29 Jan Volunteering in Thailand
We’re itching to get back to Asia when travel finally returns so, when the Tourism Authority of Thailand asked us to share memories of our time in the Land of Smiles as part of their #ThrowbackThailand campaign, we were happy to oblige. With that in mind, here’s a look back at our experiences volunteering in Thailand and projects we’d love to volunteer with in the future.
How to choose ethical volunteer work in Thailand
Before you start any kind of volunteer work, it’s important to make sure the organisation you work with is ethical. We always thoroughly research who we volunteer with and avoid any kind of work with children and orphanages. Generally, we look for non-profit projects that have been set up by or in conjunction with local groups, we also check recent volunteer reviews and if there’s a fee, find out exactly where that goes.
Dog volunteering in Thailand
Picture a valley in the forested north of Thailand where elephants rescued from the logging and tourism industry roam freely. Welcome to the Elephant Nature Park, a paradise for abused animals to live out their lives in natural surroundings. Set up in the 90s by Lek, who has dedicated her life to rescuing elephants, the park offers an ethical way for tourists to volunteer with and learn about Thailand’s most iconic animal.
When the 2011 Bangkok floods hit, Lek and her partner Darrick also rescued over 2,000 street dogs and brought them back to the park, launching the Dog Rescue Project. Today, they provide a home to hundreds more stray hounds, some rescued from the illegal dog meat trade. While many live among the elephants, others are placed in huge outdoor runs with play equipment and there’s a full-time vet to provide medical care.
As huge dog lovers, when we found out about the Dog Rescue Project on a trip to the ENP, we signed up immediately. During our volunteer placement at the Dog Rescue Project I remember waking up to misty mountain views and the roar of elephants, then enjoying long days caring for the animals with volunteers from all over the world. We spent hours walking and playing with the dogs, as well as cleaning cages, feeding, bathing and de-ticking the animals, all the while surrounded by incredible rural scenery.
A few years later, on a trip to Thailand’s sun-baked southern islands, we also had a chance to check out another amazing animal rescue organisation: Lanta Animal Welfare. Launched by Norwegian expat Junie Kovacs, the shelter has done an incredible job of rescuing and rehoming street animals locally and overseas. They’ve also sterilised and treated over 15,000 dogs and cats, dramatically reducing the street animal population on Koh Lanta.

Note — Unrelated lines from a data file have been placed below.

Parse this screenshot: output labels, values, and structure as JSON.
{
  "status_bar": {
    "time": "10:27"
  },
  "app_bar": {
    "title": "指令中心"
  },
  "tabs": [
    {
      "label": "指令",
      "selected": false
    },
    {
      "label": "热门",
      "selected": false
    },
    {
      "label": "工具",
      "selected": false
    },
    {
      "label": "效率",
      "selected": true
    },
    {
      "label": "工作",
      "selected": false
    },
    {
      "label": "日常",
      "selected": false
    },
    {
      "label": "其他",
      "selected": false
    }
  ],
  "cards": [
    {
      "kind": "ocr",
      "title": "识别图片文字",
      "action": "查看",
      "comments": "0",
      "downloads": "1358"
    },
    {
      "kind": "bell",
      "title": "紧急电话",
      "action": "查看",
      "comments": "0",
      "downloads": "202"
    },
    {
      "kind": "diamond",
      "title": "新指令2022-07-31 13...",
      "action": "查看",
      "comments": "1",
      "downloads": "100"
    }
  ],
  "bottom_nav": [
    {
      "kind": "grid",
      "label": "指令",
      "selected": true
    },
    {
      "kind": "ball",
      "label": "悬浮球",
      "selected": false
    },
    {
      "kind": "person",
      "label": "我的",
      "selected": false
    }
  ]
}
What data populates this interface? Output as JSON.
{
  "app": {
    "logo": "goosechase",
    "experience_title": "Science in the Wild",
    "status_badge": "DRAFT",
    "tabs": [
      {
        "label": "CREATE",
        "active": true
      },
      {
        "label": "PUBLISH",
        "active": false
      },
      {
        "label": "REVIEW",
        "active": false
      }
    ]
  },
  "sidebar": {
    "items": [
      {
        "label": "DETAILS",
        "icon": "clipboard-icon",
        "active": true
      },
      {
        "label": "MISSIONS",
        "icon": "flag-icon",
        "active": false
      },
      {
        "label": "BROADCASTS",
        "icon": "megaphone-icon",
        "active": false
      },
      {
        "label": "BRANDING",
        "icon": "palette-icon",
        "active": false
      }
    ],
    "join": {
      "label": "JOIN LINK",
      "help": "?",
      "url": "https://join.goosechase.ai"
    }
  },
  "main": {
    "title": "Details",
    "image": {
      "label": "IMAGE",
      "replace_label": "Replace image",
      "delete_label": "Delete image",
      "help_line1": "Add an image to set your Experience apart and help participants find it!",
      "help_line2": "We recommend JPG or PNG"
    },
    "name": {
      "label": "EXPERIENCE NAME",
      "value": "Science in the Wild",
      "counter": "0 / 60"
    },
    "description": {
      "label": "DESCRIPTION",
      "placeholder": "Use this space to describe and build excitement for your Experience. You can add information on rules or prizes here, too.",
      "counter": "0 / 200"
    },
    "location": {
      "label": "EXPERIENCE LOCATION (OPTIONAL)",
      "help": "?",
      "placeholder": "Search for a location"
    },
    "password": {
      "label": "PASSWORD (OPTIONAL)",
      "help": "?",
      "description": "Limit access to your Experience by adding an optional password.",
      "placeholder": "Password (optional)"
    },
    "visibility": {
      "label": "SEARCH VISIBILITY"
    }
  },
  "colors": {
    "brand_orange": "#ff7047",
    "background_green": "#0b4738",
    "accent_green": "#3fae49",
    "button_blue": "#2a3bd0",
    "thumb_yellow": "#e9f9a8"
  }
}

Volunteers lead hourly tours where you can learn about how the shelter is run and meet some of the residents. If you have more time, you can also drop in between 9am and 5pm to play with the cats in their Kitty City. We particularly loved walking some of the dogs during our trip to Koh Lanta, giving them some one-on-one attention.
Thailand volunteer placements we’d love to do

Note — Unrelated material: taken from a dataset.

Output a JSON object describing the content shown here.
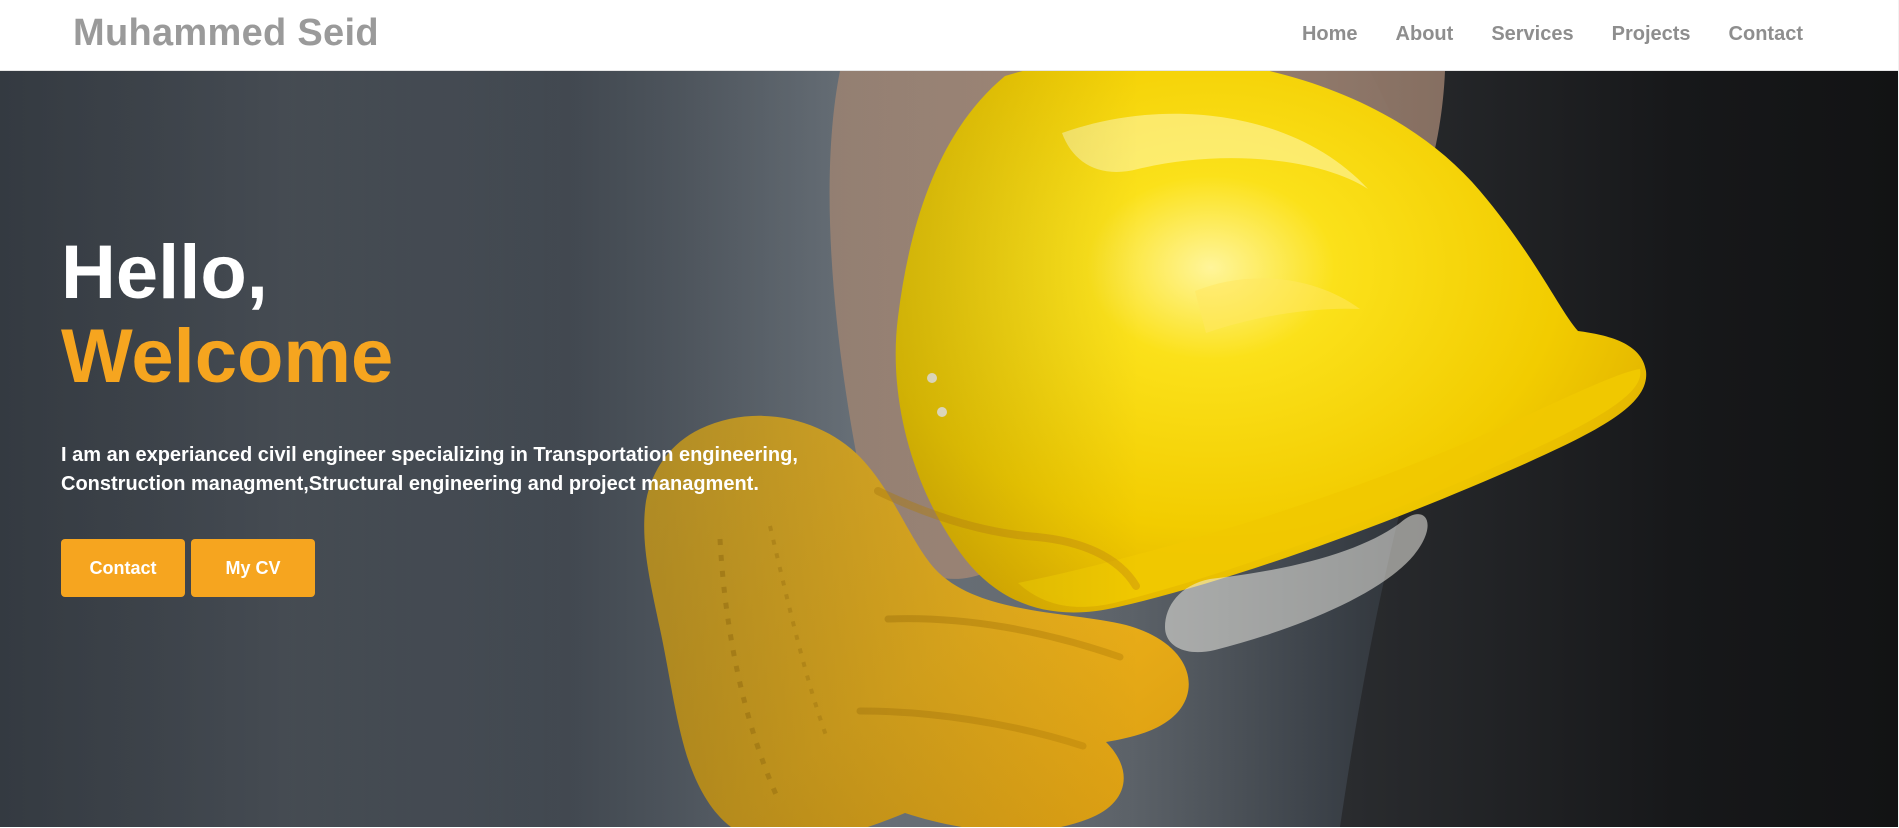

There are tons more incredible volunteer opportunities in Thailand that allow you to give back while you explore. Here are a few that we’d love to take part in when we can finally return to Thailand.
This global organisation brings communities together for regular rubbish clean-ups. Local branches of Trash Hero operate across Thailand and include beach, countryside and city clean-ups. All you need to do is connect with a local chapter and turn up at the next session to take part. What’s great about Trash Hero is that they also run educational programmes to raise awareness about the environment and help communities reduce and manage waste.
The Gibbon Rehabilitation Project
Set in Phuket’s idyllic Khao Phra Thaew National Park, the Gibbon Rehabilitation Project aims to return these intelligent creatures to the wild. Sadly, the species was almost poached to extinction and has suffered the negative effects of deforestation, as well as the pet and tourism trade. This project focuses on rehabilitating captive gibbons and to date, has successfully re-released around 50 back into the forest. We’d love to volunteer with the project, tasks include caring for gibbons at the centre or helping with re-release missions.
Paper Ranger was launched by a group of Thai university students who decided to transform discarded scrap paper into handmade notebooks for children who don’t have access to stationary. They’ve made over 200,000 notebooks for kids all over Thailand, including members of the Hmong and Karen hill tribe communities. Volunteers can donate one-side used paper to the cause or sign up to make notebooks at their base in Bangkok.
Have you had any experiences volunteering in Thailand? We’d love to hear about it in the comments below.